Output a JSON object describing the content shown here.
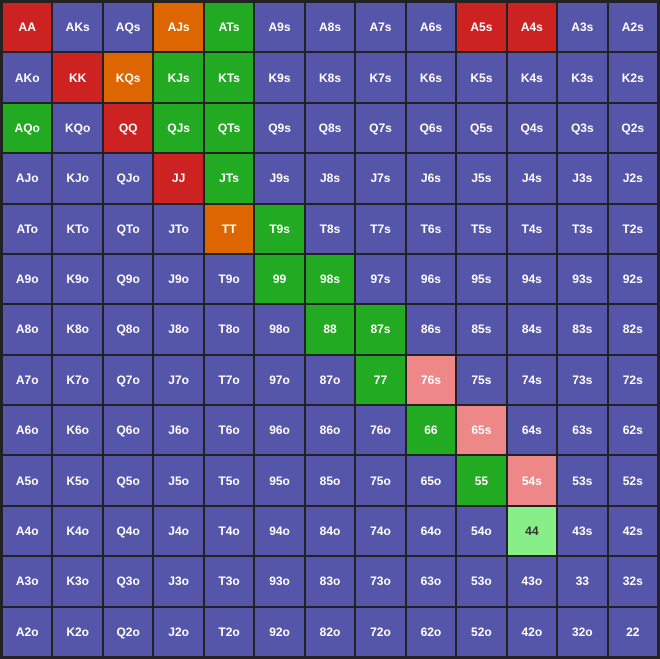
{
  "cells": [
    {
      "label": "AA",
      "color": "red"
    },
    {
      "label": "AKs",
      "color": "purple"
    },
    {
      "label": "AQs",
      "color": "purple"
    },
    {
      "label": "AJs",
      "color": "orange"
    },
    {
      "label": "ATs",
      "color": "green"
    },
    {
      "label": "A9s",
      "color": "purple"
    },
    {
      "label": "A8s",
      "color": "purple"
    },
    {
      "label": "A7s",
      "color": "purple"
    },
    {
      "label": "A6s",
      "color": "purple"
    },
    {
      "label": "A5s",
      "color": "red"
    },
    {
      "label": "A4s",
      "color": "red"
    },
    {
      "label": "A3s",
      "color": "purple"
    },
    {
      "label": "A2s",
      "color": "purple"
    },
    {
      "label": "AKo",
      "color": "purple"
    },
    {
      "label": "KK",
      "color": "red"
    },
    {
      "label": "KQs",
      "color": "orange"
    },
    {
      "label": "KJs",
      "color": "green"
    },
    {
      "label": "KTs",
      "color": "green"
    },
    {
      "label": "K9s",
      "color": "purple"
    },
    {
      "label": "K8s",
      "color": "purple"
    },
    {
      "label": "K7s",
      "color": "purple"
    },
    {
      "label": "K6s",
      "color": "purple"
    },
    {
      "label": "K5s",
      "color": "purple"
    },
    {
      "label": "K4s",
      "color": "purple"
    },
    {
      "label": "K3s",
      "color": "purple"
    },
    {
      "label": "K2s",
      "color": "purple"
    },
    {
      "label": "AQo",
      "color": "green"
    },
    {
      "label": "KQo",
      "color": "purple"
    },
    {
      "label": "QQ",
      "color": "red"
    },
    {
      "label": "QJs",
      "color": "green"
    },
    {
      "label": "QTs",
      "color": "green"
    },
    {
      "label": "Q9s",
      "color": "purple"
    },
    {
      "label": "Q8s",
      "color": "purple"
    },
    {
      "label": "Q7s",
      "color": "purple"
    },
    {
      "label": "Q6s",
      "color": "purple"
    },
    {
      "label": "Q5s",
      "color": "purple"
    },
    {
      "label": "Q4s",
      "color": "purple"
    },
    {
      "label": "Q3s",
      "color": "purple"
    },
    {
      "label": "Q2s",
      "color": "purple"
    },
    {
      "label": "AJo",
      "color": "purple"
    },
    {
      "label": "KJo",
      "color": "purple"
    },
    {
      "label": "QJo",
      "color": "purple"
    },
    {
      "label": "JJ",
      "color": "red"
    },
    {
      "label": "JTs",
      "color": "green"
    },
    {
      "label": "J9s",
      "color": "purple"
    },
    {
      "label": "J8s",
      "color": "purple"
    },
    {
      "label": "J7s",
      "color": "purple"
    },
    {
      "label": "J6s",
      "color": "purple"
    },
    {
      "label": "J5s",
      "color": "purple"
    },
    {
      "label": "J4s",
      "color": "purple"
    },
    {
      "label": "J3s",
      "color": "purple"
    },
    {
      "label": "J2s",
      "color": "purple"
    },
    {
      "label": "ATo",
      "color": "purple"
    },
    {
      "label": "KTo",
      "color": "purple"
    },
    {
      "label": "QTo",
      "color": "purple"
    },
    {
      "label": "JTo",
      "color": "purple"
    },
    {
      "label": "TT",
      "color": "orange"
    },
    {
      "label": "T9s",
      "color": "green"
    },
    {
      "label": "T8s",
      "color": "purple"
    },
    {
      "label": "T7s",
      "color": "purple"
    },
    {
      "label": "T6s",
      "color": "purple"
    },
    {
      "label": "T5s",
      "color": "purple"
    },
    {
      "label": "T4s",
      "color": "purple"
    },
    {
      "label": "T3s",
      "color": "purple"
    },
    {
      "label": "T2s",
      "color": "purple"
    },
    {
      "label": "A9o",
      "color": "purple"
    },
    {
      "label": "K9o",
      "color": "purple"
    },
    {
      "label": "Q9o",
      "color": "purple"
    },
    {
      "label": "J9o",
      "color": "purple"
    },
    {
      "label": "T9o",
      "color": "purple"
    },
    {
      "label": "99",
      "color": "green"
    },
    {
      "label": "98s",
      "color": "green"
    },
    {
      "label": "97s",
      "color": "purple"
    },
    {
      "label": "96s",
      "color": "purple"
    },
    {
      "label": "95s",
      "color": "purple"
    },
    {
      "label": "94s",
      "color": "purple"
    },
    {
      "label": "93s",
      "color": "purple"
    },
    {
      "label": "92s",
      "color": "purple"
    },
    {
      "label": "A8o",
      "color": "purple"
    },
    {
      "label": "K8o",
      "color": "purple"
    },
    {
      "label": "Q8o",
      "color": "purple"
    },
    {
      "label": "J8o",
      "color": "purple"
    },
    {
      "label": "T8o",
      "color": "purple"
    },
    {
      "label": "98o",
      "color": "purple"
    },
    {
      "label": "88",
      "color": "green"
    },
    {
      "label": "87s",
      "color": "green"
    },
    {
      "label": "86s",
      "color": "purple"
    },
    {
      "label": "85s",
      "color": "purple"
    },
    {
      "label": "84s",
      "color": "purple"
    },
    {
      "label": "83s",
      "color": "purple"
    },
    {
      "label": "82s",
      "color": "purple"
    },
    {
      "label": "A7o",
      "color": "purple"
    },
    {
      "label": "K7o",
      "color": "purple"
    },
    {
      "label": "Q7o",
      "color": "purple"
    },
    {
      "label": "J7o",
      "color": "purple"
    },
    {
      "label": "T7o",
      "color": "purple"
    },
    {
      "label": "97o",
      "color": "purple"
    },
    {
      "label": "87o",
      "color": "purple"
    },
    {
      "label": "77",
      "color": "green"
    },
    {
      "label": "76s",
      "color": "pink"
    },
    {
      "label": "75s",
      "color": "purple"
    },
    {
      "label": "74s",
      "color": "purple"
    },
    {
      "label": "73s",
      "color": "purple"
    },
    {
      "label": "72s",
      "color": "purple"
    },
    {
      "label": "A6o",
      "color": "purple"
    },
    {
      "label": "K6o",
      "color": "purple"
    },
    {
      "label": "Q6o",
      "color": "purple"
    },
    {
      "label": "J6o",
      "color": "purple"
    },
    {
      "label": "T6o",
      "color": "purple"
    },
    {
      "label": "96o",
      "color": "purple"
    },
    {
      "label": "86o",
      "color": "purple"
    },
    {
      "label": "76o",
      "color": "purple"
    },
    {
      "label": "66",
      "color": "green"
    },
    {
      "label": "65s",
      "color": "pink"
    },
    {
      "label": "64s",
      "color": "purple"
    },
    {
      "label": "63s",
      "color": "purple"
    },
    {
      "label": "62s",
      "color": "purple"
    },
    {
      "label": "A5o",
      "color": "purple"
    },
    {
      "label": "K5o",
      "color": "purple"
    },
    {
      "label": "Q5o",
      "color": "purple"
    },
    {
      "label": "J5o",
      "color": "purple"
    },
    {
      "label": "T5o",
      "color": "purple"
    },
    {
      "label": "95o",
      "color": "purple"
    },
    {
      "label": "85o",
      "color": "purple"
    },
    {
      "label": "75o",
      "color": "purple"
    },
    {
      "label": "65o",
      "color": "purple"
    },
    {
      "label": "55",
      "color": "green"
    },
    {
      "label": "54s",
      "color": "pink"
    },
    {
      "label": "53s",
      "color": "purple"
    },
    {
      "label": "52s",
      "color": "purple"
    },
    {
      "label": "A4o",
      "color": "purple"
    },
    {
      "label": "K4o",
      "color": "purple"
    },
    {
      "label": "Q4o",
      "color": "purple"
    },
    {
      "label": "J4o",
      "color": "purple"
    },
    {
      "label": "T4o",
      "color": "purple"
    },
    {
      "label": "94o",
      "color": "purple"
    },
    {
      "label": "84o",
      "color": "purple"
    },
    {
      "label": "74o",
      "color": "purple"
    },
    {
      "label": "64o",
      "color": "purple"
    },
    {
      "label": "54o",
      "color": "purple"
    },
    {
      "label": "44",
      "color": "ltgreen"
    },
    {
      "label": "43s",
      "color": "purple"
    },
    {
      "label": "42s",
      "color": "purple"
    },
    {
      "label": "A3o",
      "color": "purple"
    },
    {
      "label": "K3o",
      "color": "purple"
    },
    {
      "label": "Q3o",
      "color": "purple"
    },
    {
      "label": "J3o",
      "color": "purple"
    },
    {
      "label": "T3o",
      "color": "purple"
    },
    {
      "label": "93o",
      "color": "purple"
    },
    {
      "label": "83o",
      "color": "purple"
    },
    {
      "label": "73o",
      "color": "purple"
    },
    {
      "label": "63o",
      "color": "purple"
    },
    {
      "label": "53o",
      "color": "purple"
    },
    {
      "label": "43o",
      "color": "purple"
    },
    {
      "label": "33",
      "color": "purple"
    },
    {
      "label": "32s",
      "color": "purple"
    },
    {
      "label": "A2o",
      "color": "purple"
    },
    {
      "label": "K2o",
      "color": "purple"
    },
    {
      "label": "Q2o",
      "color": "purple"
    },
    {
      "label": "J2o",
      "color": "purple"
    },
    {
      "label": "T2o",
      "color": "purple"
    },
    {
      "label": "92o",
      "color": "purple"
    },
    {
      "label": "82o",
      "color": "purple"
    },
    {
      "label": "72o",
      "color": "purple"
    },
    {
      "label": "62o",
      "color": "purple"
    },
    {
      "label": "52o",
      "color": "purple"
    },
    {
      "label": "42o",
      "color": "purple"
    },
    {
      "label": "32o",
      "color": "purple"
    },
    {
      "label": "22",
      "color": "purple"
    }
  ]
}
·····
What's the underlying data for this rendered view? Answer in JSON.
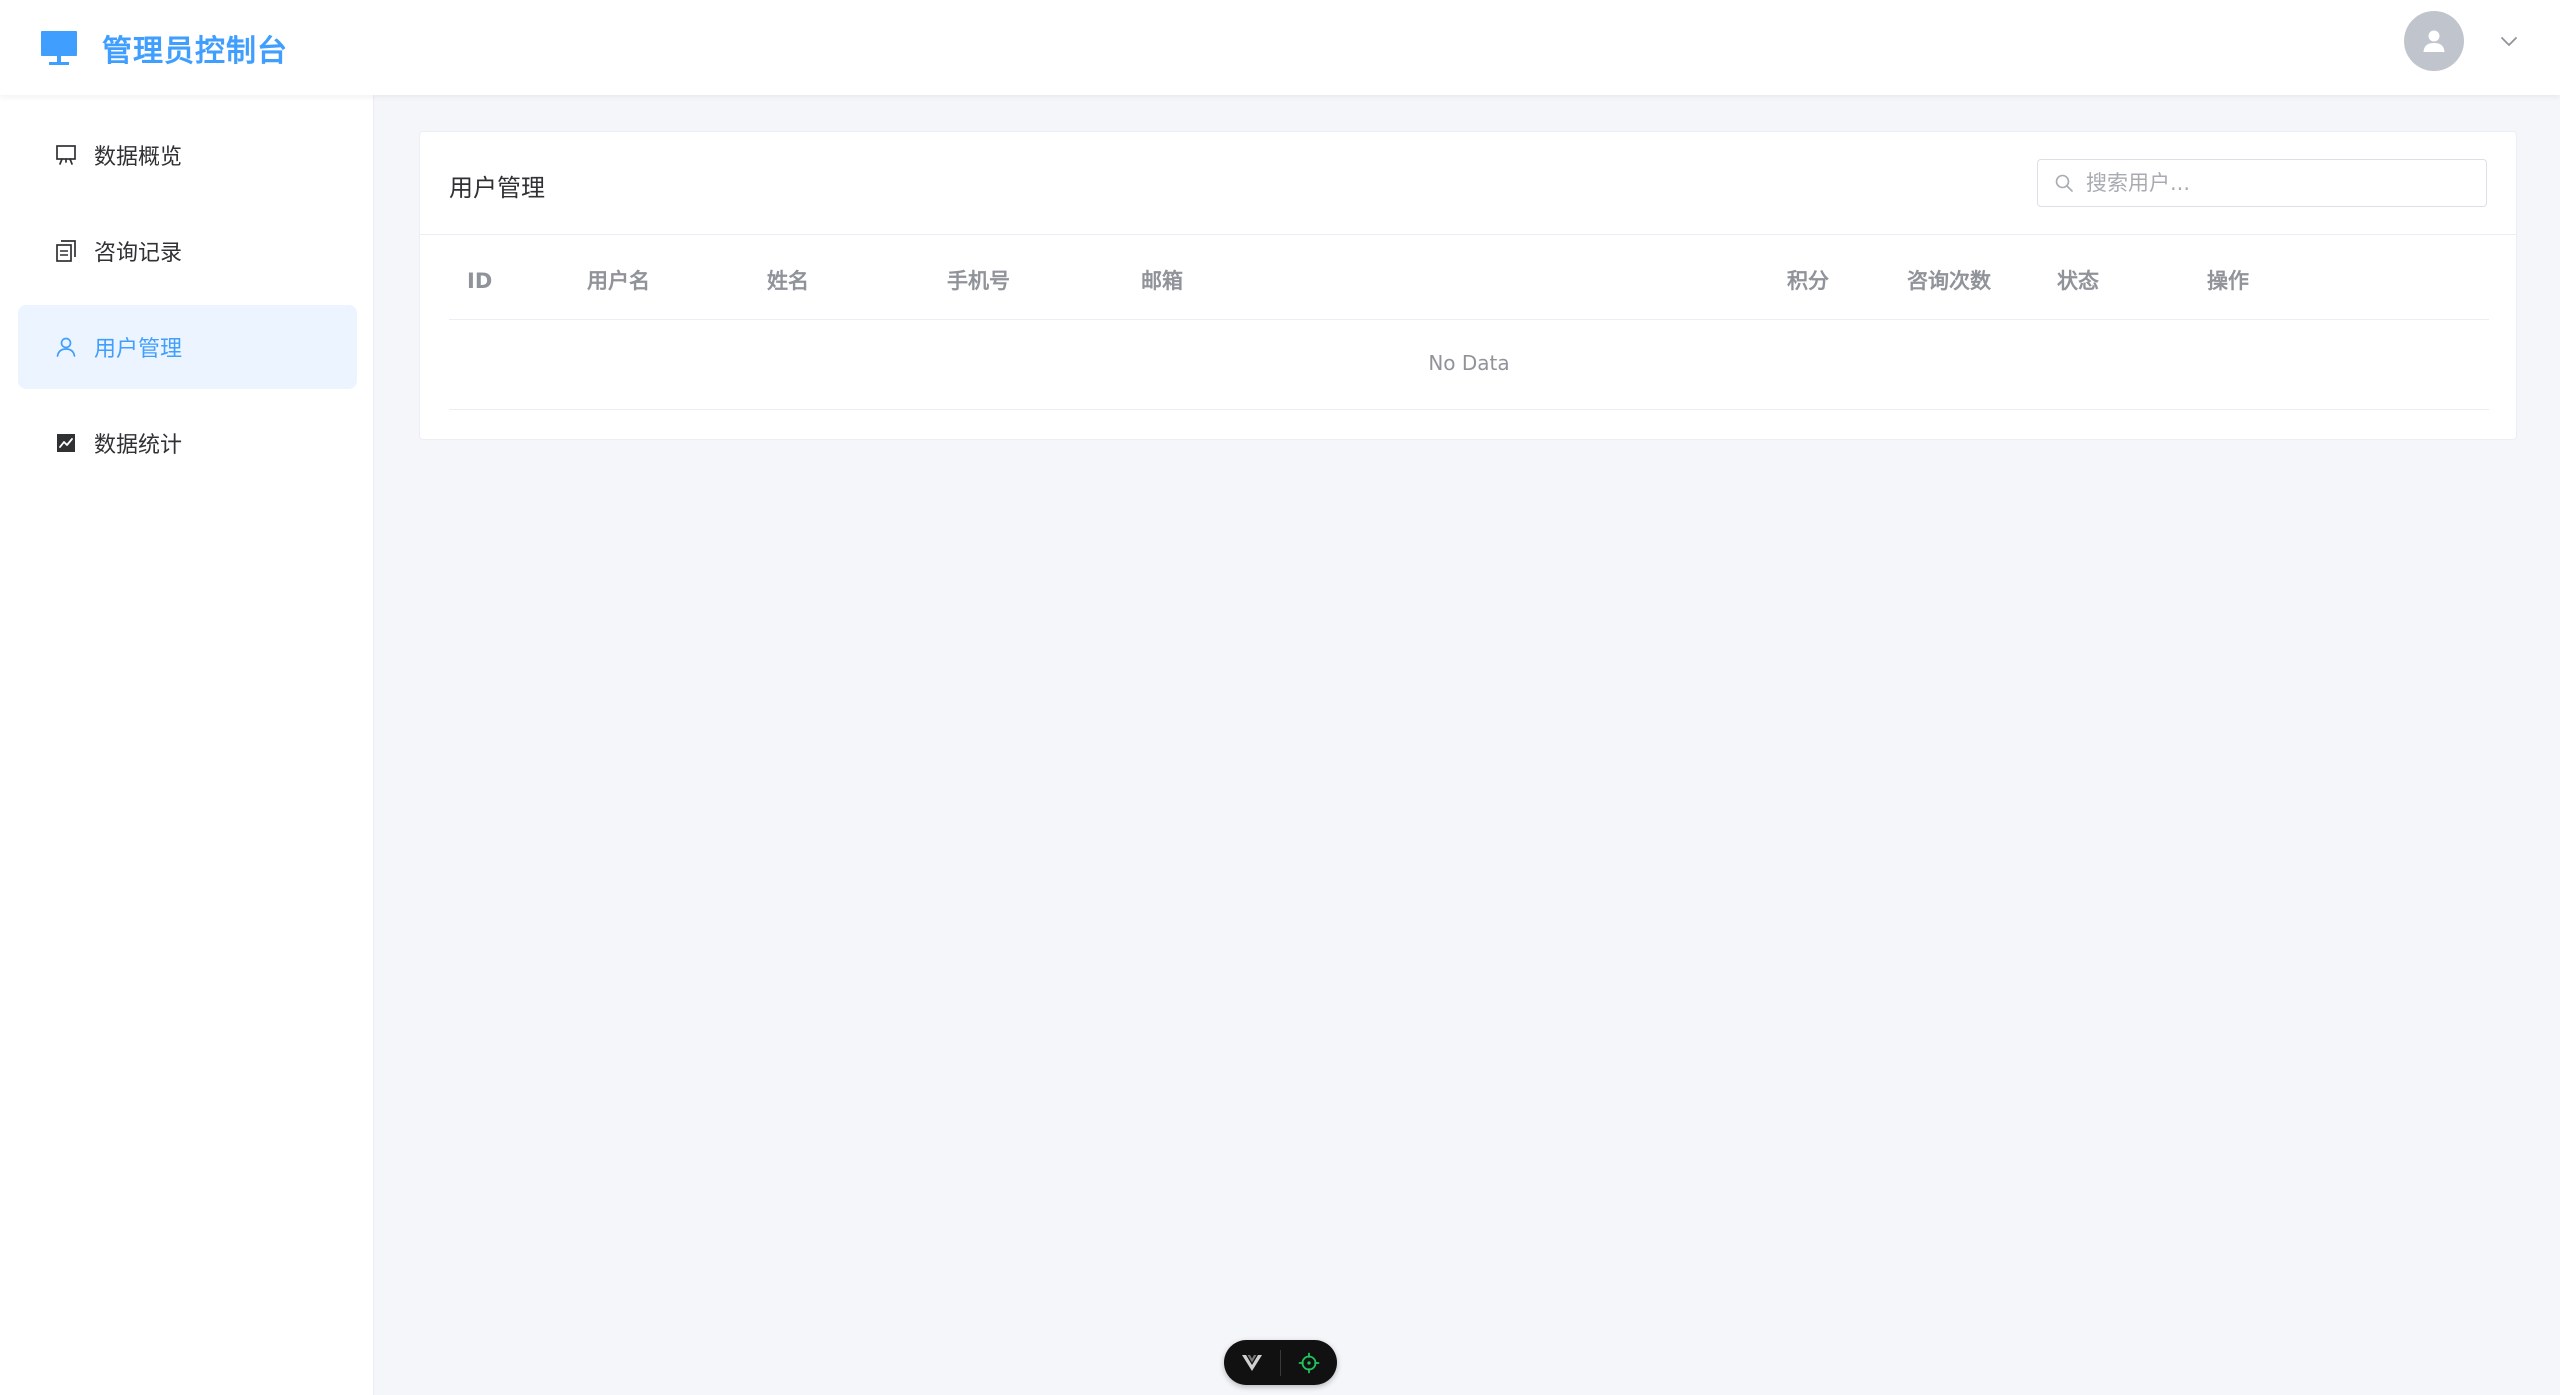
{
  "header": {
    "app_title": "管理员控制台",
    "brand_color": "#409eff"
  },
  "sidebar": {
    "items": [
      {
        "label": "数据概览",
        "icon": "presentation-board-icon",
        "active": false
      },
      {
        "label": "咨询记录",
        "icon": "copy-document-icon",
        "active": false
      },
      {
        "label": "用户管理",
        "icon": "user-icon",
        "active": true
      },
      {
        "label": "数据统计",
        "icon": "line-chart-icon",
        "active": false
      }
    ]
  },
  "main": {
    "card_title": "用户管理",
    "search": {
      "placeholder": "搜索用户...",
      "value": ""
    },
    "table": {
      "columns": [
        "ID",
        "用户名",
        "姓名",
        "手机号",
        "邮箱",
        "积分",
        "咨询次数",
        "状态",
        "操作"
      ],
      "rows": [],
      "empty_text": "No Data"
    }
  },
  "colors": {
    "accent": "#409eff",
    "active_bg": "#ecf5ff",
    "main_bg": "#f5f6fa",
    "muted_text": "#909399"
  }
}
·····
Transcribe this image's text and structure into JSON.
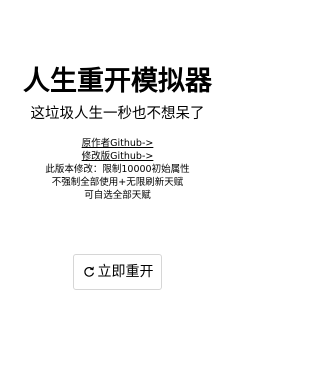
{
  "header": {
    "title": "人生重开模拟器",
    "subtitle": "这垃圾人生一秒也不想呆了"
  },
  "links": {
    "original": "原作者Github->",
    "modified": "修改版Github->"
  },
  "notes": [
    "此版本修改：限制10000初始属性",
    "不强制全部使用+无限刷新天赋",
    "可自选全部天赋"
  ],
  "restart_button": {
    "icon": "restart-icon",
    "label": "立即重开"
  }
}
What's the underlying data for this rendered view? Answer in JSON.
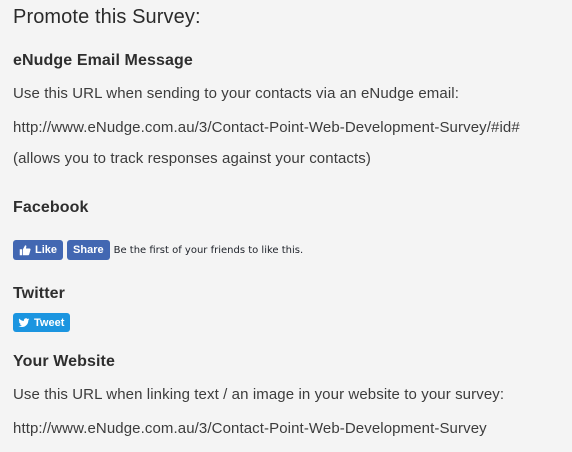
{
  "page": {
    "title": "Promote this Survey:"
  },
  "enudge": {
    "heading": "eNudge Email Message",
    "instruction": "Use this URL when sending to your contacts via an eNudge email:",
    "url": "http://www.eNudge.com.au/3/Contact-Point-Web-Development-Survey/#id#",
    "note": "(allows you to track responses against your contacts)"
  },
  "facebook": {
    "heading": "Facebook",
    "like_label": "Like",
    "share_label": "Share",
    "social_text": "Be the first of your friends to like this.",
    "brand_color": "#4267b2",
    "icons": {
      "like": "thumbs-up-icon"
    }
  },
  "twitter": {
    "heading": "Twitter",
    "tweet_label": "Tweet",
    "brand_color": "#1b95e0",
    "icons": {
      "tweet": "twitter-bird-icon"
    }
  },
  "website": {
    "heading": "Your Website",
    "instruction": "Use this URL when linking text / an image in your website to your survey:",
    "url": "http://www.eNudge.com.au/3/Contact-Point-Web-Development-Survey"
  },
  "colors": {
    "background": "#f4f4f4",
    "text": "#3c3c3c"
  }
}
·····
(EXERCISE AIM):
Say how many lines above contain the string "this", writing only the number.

(ANSWER FOR THE TASK):
7